ENTRIES PROVIDED Block Start

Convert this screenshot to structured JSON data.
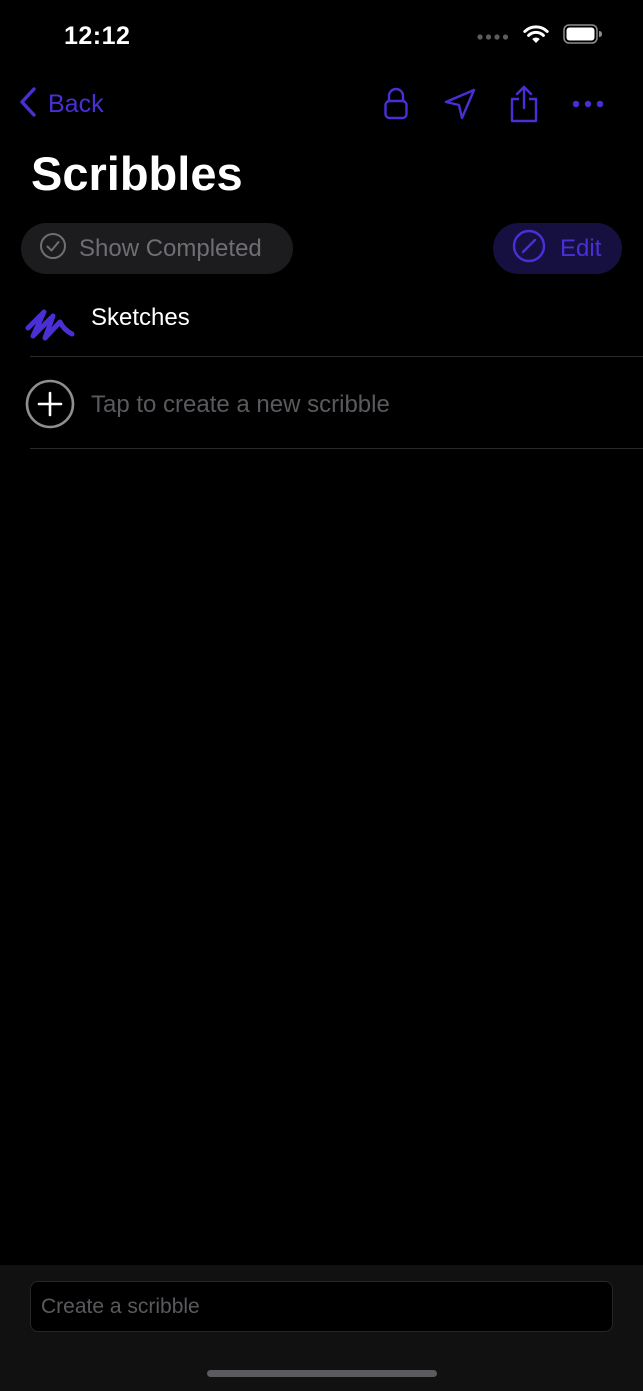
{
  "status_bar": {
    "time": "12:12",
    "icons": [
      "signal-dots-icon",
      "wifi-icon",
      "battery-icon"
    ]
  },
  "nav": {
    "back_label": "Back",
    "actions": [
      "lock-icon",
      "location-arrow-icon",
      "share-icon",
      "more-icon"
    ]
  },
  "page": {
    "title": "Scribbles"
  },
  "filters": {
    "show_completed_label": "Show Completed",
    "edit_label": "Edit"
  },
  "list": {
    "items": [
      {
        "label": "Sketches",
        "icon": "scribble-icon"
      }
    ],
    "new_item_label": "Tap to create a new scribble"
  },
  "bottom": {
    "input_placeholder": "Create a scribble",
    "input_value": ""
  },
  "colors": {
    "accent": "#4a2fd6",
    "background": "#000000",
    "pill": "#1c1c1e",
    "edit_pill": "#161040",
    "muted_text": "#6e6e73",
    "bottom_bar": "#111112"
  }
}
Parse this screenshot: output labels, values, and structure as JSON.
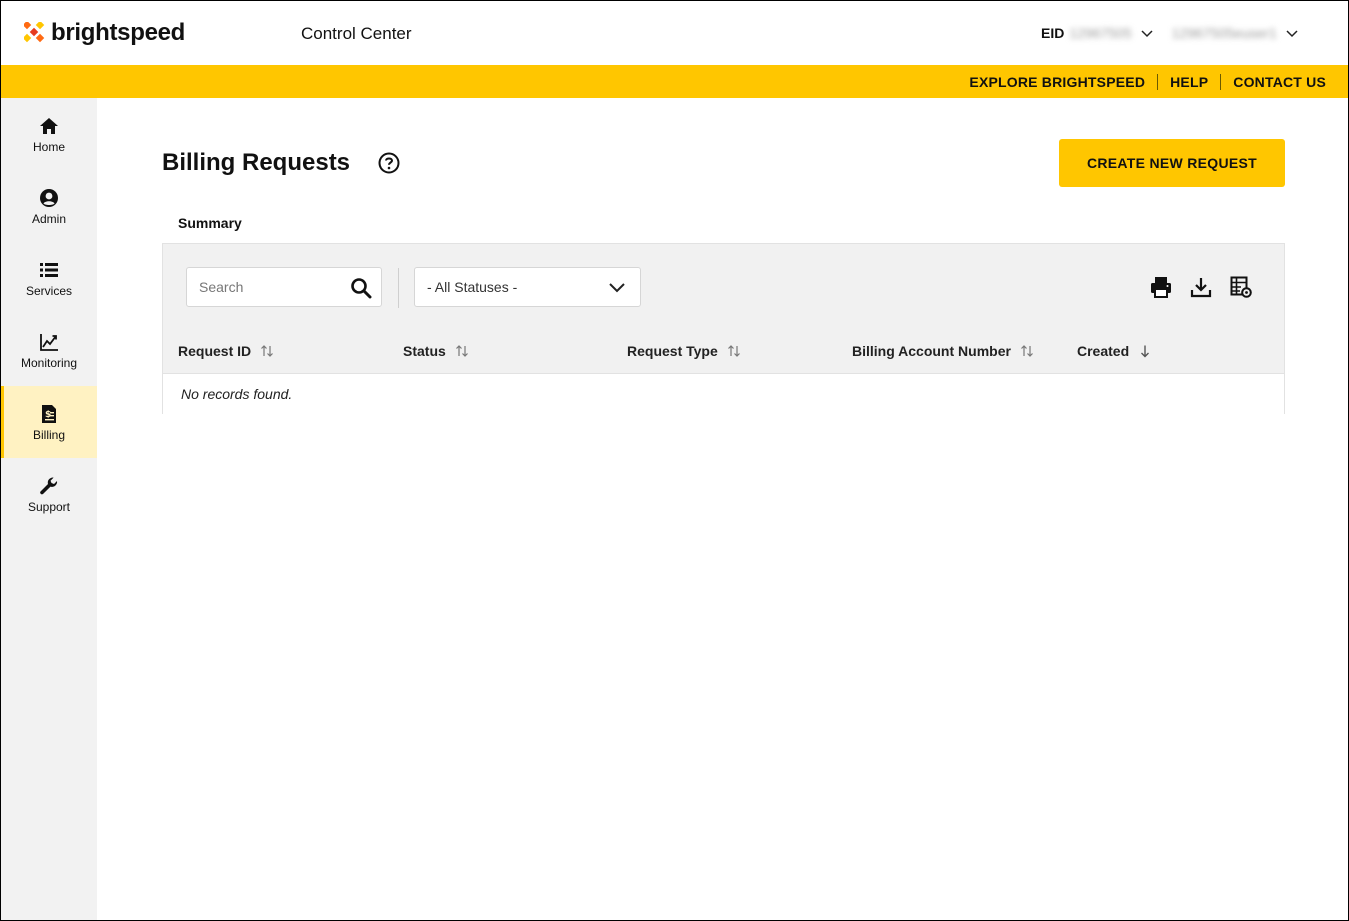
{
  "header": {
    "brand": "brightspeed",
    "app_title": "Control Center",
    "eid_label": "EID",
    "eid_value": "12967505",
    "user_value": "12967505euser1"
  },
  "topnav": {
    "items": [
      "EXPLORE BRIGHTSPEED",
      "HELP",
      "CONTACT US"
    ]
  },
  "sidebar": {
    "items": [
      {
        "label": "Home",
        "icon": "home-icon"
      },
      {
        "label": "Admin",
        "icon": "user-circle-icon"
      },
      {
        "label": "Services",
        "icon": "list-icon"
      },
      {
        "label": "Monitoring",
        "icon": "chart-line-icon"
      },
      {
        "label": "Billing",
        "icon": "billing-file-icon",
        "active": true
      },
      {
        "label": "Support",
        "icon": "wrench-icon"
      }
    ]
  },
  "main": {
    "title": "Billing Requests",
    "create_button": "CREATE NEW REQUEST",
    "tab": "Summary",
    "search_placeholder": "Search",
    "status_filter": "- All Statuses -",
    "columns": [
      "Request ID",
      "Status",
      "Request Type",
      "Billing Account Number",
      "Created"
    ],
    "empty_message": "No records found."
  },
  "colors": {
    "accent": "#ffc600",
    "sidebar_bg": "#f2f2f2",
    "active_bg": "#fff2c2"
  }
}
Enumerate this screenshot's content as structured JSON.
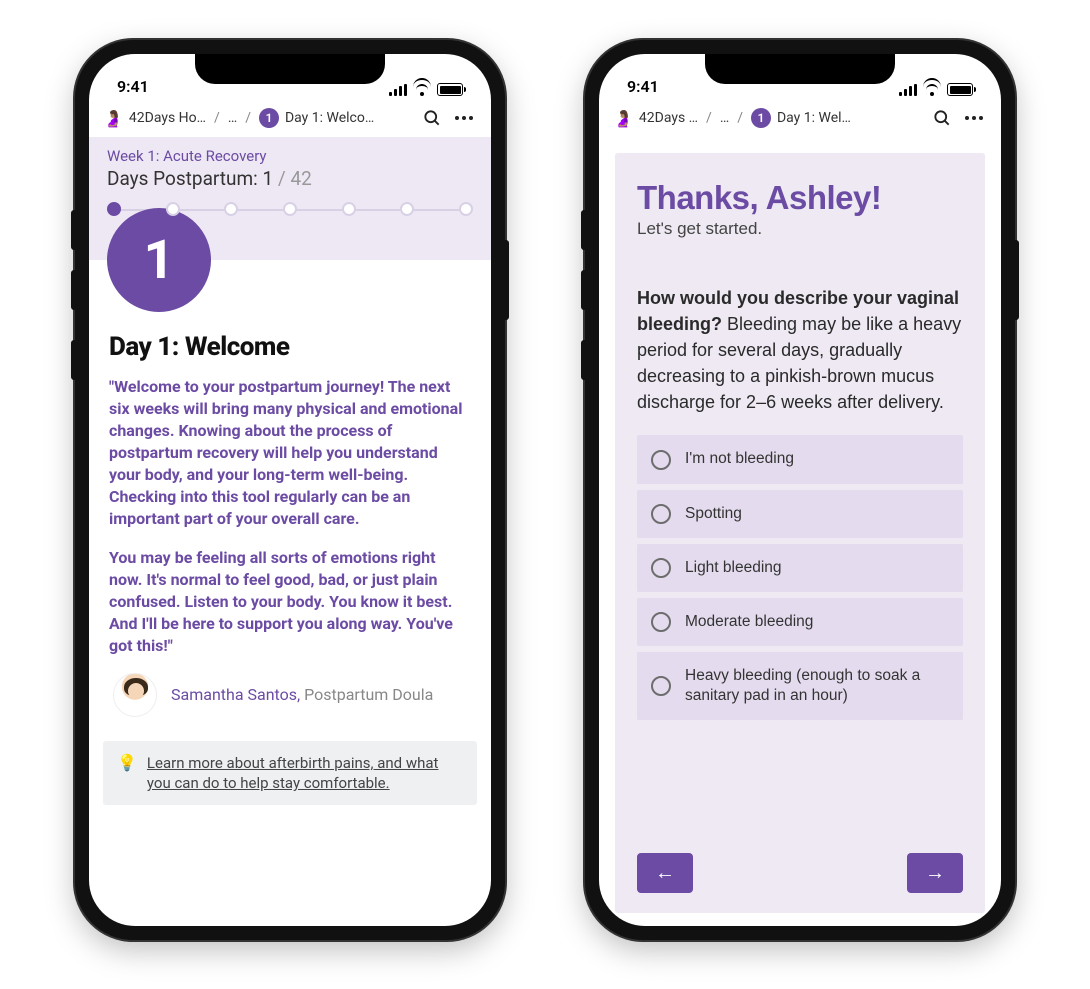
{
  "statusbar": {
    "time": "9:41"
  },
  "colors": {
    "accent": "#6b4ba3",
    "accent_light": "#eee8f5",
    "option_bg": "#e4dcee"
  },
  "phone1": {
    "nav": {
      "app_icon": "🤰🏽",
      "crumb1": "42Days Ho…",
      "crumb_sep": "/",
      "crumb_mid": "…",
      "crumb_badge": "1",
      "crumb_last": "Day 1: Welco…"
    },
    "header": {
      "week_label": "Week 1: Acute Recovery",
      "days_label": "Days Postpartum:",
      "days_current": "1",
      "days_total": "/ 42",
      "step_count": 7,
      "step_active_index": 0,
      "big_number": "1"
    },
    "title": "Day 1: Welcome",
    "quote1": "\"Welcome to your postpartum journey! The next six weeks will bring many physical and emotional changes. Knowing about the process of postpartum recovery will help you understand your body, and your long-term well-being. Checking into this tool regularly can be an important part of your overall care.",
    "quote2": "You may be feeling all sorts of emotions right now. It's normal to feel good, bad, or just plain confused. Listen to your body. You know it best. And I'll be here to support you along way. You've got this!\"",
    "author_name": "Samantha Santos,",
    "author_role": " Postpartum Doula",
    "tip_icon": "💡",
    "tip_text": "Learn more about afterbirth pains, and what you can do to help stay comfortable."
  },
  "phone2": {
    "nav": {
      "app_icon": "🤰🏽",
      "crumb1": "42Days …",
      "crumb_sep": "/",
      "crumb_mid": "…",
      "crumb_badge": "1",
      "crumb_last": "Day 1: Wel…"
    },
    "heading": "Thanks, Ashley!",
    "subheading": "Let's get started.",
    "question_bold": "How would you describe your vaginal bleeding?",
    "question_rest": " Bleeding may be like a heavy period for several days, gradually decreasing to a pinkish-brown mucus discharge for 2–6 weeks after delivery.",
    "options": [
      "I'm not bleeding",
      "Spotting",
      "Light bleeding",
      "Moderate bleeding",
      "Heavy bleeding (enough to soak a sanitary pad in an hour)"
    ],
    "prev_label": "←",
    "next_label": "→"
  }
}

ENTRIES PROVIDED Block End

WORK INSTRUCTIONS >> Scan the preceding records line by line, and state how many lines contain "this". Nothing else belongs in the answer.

RESULT >> 5